Date:20 July 2012
‘Give me a place to stand on and I’ll open any damn bottle.’ Okay, maybe Archimedes never uttered those exact words. But his principle of leverage is the basis for the classic metal bottle opener – and also works with an odd variety of objects. By Wook Kim
Put a one-handed stranglehold on the bottleneck, and use a  DISPOSABLE PLASTIC LIGHTER (a longtime fave) or a  USB DRIVE as a lever (and a knuckle as a fulcrum) to pop the top – and learn a refreshing lesson in applied physics.
An old standby (with a high spill factor): Place the bottle top in a door’s  METAL STRIKE PLATE, letting the crown catch on an inside edge; pull back on the bottle.
The squarish opening of a  CAR SEATBELT LATCH works surprisingly well. Never try this in a moving vehicle.
Position the fang-like teeth of a  STAPLE REMOVER under the crown and gently pull up, working your way around the cap until it’s loose enough to pull off. This “uncrimping” can also be used with a  METAL NAIL FILE or a  KEY. Of course, your emergency beer-bottle-opening tool kit can include, you know, real tools: a  FLAT-HEAD SCREWDRIVER decrimps nicely, as do  WIRE CUTTERS, standard  PLIERS – or, better yet, those of the  NEEDLE-NOSE variety.
There is a brute-force alternative to decrimping for those lacking patience or manual dexterity.

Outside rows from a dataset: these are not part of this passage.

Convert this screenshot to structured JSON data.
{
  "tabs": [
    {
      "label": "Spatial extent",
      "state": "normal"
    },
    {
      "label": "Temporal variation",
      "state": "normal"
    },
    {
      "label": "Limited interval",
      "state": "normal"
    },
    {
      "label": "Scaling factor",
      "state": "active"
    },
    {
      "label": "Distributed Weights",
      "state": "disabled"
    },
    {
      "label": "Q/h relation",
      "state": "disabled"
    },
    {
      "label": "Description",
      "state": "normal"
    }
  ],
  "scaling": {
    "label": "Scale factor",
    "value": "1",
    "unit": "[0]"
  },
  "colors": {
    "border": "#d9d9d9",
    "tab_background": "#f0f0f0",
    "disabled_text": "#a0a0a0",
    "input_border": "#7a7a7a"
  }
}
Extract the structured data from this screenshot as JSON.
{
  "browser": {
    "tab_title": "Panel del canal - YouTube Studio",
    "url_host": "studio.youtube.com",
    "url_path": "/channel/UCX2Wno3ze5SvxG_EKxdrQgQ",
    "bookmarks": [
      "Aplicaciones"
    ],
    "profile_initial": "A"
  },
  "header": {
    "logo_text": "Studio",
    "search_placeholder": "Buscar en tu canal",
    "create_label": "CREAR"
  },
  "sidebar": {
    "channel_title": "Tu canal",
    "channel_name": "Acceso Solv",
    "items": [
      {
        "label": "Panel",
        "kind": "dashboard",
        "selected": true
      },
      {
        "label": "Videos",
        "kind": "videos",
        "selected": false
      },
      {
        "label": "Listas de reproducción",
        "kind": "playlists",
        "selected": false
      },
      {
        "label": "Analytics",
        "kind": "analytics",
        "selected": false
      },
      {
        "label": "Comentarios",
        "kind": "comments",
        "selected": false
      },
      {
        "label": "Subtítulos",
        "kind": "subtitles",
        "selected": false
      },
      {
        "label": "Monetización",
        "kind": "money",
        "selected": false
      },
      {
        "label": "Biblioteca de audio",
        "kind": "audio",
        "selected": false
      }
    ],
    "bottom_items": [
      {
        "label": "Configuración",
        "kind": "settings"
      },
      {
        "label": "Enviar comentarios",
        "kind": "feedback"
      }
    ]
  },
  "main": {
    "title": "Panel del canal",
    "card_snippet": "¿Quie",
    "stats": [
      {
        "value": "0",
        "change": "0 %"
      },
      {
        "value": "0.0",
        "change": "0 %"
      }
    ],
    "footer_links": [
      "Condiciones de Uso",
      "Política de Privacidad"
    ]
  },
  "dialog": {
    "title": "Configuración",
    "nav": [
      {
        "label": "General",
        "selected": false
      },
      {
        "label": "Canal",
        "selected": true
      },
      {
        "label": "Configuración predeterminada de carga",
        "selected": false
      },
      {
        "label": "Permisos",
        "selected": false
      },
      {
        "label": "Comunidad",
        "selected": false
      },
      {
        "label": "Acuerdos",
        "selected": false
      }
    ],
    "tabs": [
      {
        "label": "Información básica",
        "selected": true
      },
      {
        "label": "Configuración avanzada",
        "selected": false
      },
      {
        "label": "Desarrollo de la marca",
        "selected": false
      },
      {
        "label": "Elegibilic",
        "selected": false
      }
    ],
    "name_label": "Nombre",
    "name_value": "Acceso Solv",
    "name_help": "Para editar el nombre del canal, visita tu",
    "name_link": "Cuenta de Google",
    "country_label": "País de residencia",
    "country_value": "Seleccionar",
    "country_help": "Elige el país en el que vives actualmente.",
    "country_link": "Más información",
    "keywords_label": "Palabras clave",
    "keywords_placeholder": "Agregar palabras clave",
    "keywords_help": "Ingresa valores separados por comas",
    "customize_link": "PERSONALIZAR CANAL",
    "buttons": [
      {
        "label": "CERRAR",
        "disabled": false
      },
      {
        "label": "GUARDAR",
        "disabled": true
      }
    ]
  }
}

Clamp the bottle between your thighs and apply upward thrust to the cap’s lip with the edge of a  METAL RASP, a  BUBBLE LEVEL, or an electronic gadget, such as an early  IPOD NANO. And if you’re comfortable with a sturdy pair of  SCISSORS buzzing in your fly zone…
A  RING can open a bottle, too. (Not your wedding band, pal – soft metals like gold easily pit and bend.) Hook your finger over the top of the bottle, making sure the ring catches on the cap, and push up (or pull down) until it dislodges. This may hurt; but on the other hand: beer.
Swing the gate of a large  CARABINER inside and use it to gain a purchase on the bottom of the crown; with the spine hooked over the cap, firmly pull up.  Hook the cap’s lip on the edge of a hard COUNTERTOP (not, God forbid, on an antique sideboard) and rap the cap with the heel of your palm. This also works on a  SHARPEDGED BOULDER, or a  BELT BUCKLE, in which case, be careful where and how hard you strike.
The above methods – PM-field-tested and -approved – represent the spectrum of ways to defeat those serrated-metal impediments to sudsy succour. But there are less advisable techniques available for viewing online: grip the bottle and carefully move the crown edge toward the spinning wheel of an upended bicycle, until a spoke catches and pops off the cap. Place the cap edge on the inside of your bottom row of molars, bite down, and pull the bottle up and away. Last and least advised: hold the beer on the ground between your boots, fi re up a chain saw, and close in until a single chain tooth catches the bottom of the cap. Bring a change of underwear, and make sure your estate is in order.
Kegs are for sissies. If you’re looking to throw a bash for the ages, you should be talking hogsheads. Usually used to refer to a container or cask holding a large volume of any ole liquid, a hogshead is most often applied to measuring alcoholic beverages such as wine, cider and, um, beer. Whereas a typical keg contains 60 litres, a hogshead holds 200 litres, perfect for those occasions when you’re entertaining a small city.